• Problem to work on
Produce a verbatim copy of the data below that contains no pictures.

• Data records
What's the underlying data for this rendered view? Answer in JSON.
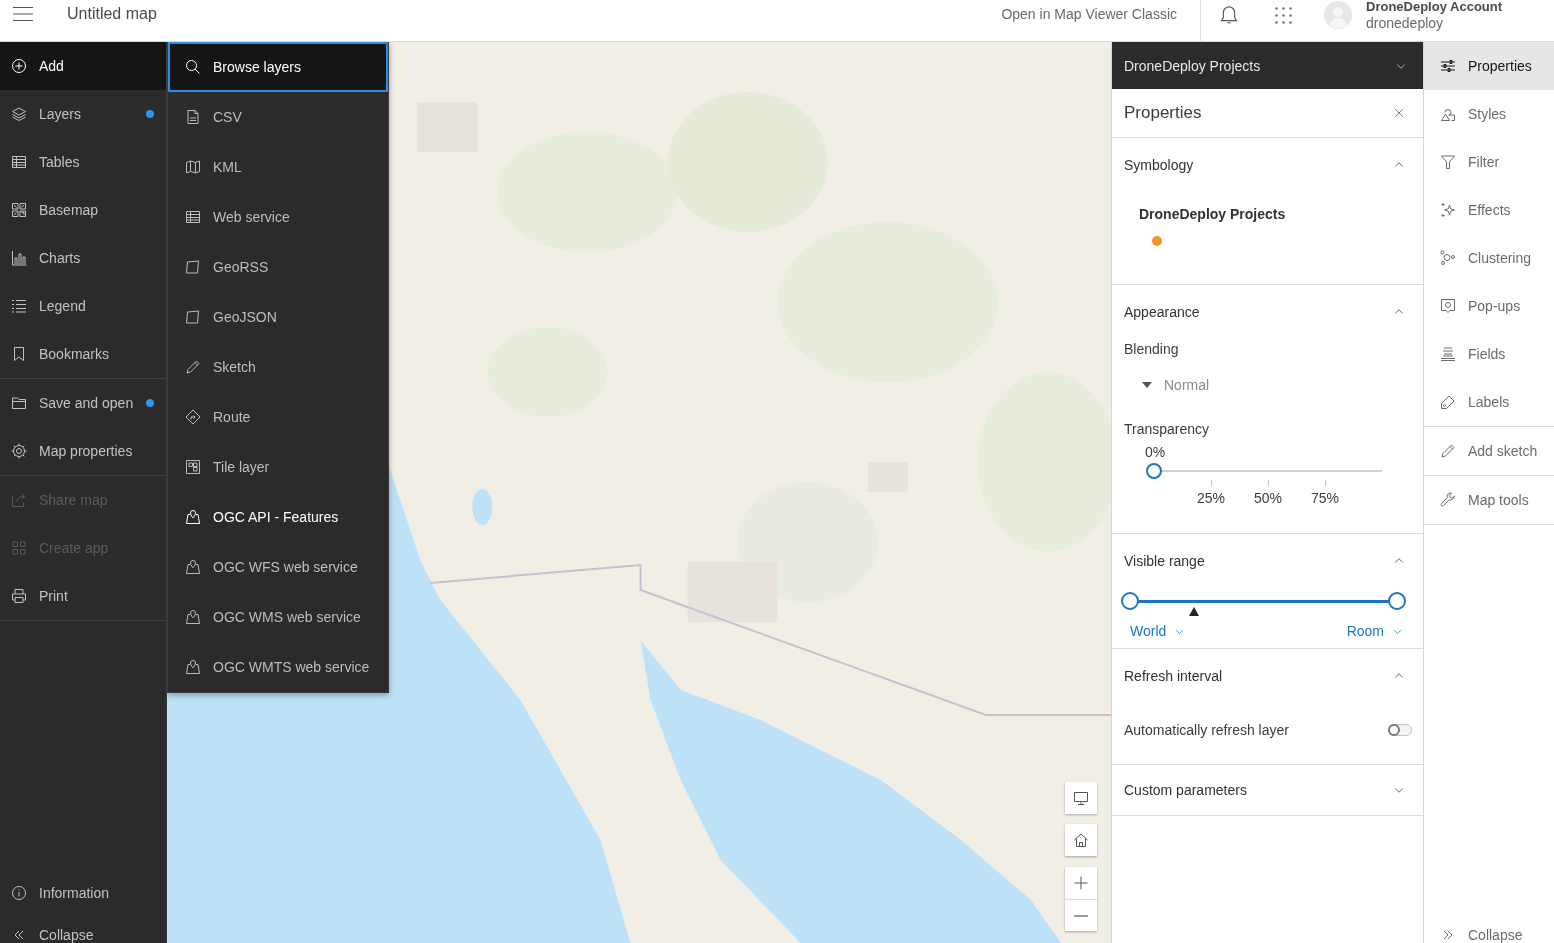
{
  "header": {
    "title": "Untitled map",
    "classic_link": "Open in Map Viewer Classic",
    "account": {
      "name": "DroneDeploy Account",
      "username": "dronedeploy"
    }
  },
  "left_toolbar": {
    "groups": [
      {
        "items": [
          {
            "label": "Add",
            "selected": true,
            "disabled": false,
            "indicator": false
          },
          {
            "label": "Layers",
            "selected": false,
            "disabled": false,
            "indicator": true
          },
          {
            "label": "Tables",
            "selected": false,
            "disabled": false,
            "indicator": false
          },
          {
            "label": "Basemap",
            "selected": false,
            "disabled": false,
            "indicator": false
          },
          {
            "label": "Charts",
            "selected": false,
            "disabled": false,
            "indicator": false
          },
          {
            "label": "Legend",
            "selected": false,
            "disabled": false,
            "indicator": false
          },
          {
            "label": "Bookmarks",
            "selected": false,
            "disabled": false,
            "indicator": false
          }
        ]
      },
      {
        "items": [
          {
            "label": "Save and open",
            "selected": false,
            "disabled": false,
            "indicator": true
          },
          {
            "label": "Map properties",
            "selected": false,
            "disabled": false,
            "indicator": false
          }
        ]
      },
      {
        "items": [
          {
            "label": "Share map",
            "selected": false,
            "disabled": true,
            "indicator": false
          },
          {
            "label": "Create app",
            "selected": false,
            "disabled": true,
            "indicator": false
          },
          {
            "label": "Print",
            "selected": false,
            "disabled": false,
            "indicator": false
          }
        ]
      }
    ],
    "footer": [
      {
        "label": "Information"
      },
      {
        "label": "Collapse"
      }
    ]
  },
  "add_menu": {
    "items": [
      {
        "label": "Browse layers",
        "focused": true,
        "hovered": false
      },
      {
        "label": "CSV",
        "focused": false,
        "hovered": false
      },
      {
        "label": "KML",
        "focused": false,
        "hovered": false
      },
      {
        "label": "Web service",
        "focused": false,
        "hovered": false
      },
      {
        "label": "GeoRSS",
        "focused": false,
        "hovered": false
      },
      {
        "label": "GeoJSON",
        "focused": false,
        "hovered": false
      },
      {
        "label": "Sketch",
        "focused": false,
        "hovered": false
      },
      {
        "label": "Route",
        "focused": false,
        "hovered": false
      },
      {
        "label": "Tile layer",
        "focused": false,
        "hovered": false
      },
      {
        "label": "OGC API - Features",
        "focused": false,
        "hovered": true
      },
      {
        "label": "OGC WFS web service",
        "focused": false,
        "hovered": false
      },
      {
        "label": "OGC WMS web service",
        "focused": false,
        "hovered": false
      },
      {
        "label": "OGC WMTS web service",
        "focused": false,
        "hovered": false
      }
    ]
  },
  "layer_panel": {
    "layer_picker": "DroneDeploy Projects",
    "title": "Properties",
    "sections": [
      {
        "kind": "symbology",
        "title": "Symbology",
        "expanded": true,
        "layer_name": "DroneDeploy Projects",
        "symbol": {
          "color": "#f5922b"
        }
      },
      {
        "kind": "appearance",
        "title": "Appearance",
        "expanded": true,
        "blending": {
          "label": "Blending",
          "value": "Normal"
        },
        "transparency": {
          "label": "Transparency",
          "reading": "0%",
          "level": 0,
          "ticks": [
            "25%",
            "50%",
            "75%"
          ]
        }
      },
      {
        "kind": "visible_range",
        "title": "Visible range",
        "expanded": true,
        "min_thumb": {
          "level": 0
        },
        "max_thumb": {
          "level": 1
        },
        "current_scale": {
          "level": 0.24
        },
        "min_label": "World",
        "max_label": "Room"
      },
      {
        "kind": "refresh",
        "title": "Refresh interval",
        "expanded": true,
        "option": {
          "label": "Automatically refresh layer",
          "on": false
        }
      },
      {
        "kind": "custom_parameters",
        "title": "Custom parameters",
        "expanded": false
      }
    ]
  },
  "right_toolbar": {
    "groups": [
      {
        "items": [
          {
            "label": "Properties",
            "selected": true
          },
          {
            "label": "Styles",
            "selected": false
          },
          {
            "label": "Filter",
            "selected": false
          },
          {
            "label": "Effects",
            "selected": false
          },
          {
            "label": "Clustering",
            "selected": false
          },
          {
            "label": "Pop-ups",
            "selected": false
          },
          {
            "label": "Fields",
            "selected": false
          },
          {
            "label": "Labels",
            "selected": false
          }
        ]
      },
      {
        "items": [
          {
            "label": "Add sketch",
            "selected": false
          }
        ]
      },
      {
        "items": [
          {
            "label": "Map tools",
            "selected": false
          }
        ]
      }
    ],
    "footer": {
      "label": "Collapse"
    }
  }
}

• Response to the task
What's the underlying data for this rendered view? Answer in JSON.
{
  "header": {
    "title": "Untitled map",
    "classic_link": "Open in Map Viewer Classic",
    "account": {
      "name": "DroneDeploy Account",
      "username": "dronedeploy"
    }
  },
  "left_toolbar": {
    "groups": [
      {
        "items": [
          {
            "label": "Add",
            "selected": true,
            "disabled": false,
            "indicator": false
          },
          {
            "label": "Layers",
            "selected": false,
            "disabled": false,
            "indicator": true
          },
          {
            "label": "Tables",
            "selected": false,
            "disabled": false,
            "indicator": false
          },
          {
            "label": "Basemap",
            "selected": false,
            "disabled": false,
            "indicator": false
          },
          {
            "label": "Charts",
            "selected": false,
            "disabled": false,
            "indicator": false
          },
          {
            "label": "Legend",
            "selected": false,
            "disabled": false,
            "indicator": false
          },
          {
            "label": "Bookmarks",
            "selected": false,
            "disabled": false,
            "indicator": false
          }
        ]
      },
      {
        "items": [
          {
            "label": "Save and open",
            "selected": false,
            "disabled": false,
            "indicator": true
          },
          {
            "label": "Map properties",
            "selected": false,
            "disabled": false,
            "indicator": false
          }
        ]
      },
      {
        "items": [
          {
            "label": "Share map",
            "selected": false,
            "disabled": true,
            "indicator": false
          },
          {
            "label": "Create app",
            "selected": false,
            "disabled": true,
            "indicator": false
          },
          {
            "label": "Print",
            "selected": false,
            "disabled": false,
            "indicator": false
          }
        ]
      }
    ],
    "footer": [
      {
        "label": "Information"
      },
      {
        "label": "Collapse"
      }
    ]
  },
  "add_menu": {
    "items": [
      {
        "label": "Browse layers",
        "focused": true,
        "hovered": false
      },
      {
        "label": "CSV",
        "focused": false,
        "hovered": false
      },
      {
        "label": "KML",
        "focused": false,
        "hovered": false
      },
      {
        "label": "Web service",
        "focused": false,
        "hovered": false
      },
      {
        "label": "GeoRSS",
        "focused": false,
        "hovered": false
      },
      {
        "label": "GeoJSON",
        "focused": false,
        "hovered": false
      },
      {
        "label": "Sketch",
        "focused": false,
        "hovered": false
      },
      {
        "label": "Route",
        "focused": false,
        "hovered": false
      },
      {
        "label": "Tile layer",
        "focused": false,
        "hovered": false
      },
      {
        "label": "OGC API - Features",
        "focused": false,
        "hovered": true
      },
      {
        "label": "OGC WFS web service",
        "focused": false,
        "hovered": false
      },
      {
        "label": "OGC WMS web service",
        "focused": false,
        "hovered": false
      },
      {
        "label": "OGC WMTS web service",
        "focused": false,
        "hovered": false
      }
    ]
  },
  "layer_panel": {
    "layer_picker": "DroneDeploy Projects",
    "title": "Properties",
    "sections": [
      {
        "kind": "symbology",
        "title": "Symbology",
        "expanded": true,
        "layer_name": "DroneDeploy Projects",
        "symbol": {
          "color": "#f5922b"
        }
      },
      {
        "kind": "appearance",
        "title": "Appearance",
        "expanded": true,
        "blending": {
          "label": "Blending",
          "value": "Normal"
        },
        "transparency": {
          "label": "Transparency",
          "reading": "0%",
          "level": 0,
          "ticks": [
            "25%",
            "50%",
            "75%"
          ]
        }
      },
      {
        "kind": "visible_range",
        "title": "Visible range",
        "expanded": true,
        "min_thumb": {
          "level": 0
        },
        "max_thumb": {
          "level": 1
        },
        "current_scale": {
          "level": 0.24
        },
        "min_label": "World",
        "max_label": "Room"
      },
      {
        "kind": "refresh",
        "title": "Refresh interval",
        "expanded": true,
        "option": {
          "label": "Automatically refresh layer",
          "on": false
        }
      },
      {
        "kind": "custom_parameters",
        "title": "Custom parameters",
        "expanded": false
      }
    ]
  },
  "right_toolbar": {
    "groups": [
      {
        "items": [
          {
            "label": "Properties",
            "selected": true
          },
          {
            "label": "Styles",
            "selected": false
          },
          {
            "label": "Filter",
            "selected": false
          },
          {
            "label": "Effects",
            "selected": false
          },
          {
            "label": "Clustering",
            "selected": false
          },
          {
            "label": "Pop-ups",
            "selected": false
          },
          {
            "label": "Fields",
            "selected": false
          },
          {
            "label": "Labels",
            "selected": false
          }
        ]
      },
      {
        "items": [
          {
            "label": "Add sketch",
            "selected": false
          }
        ]
      },
      {
        "items": [
          {
            "label": "Map tools",
            "selected": false
          }
        ]
      }
    ],
    "footer": {
      "label": "Collapse"
    }
  }
}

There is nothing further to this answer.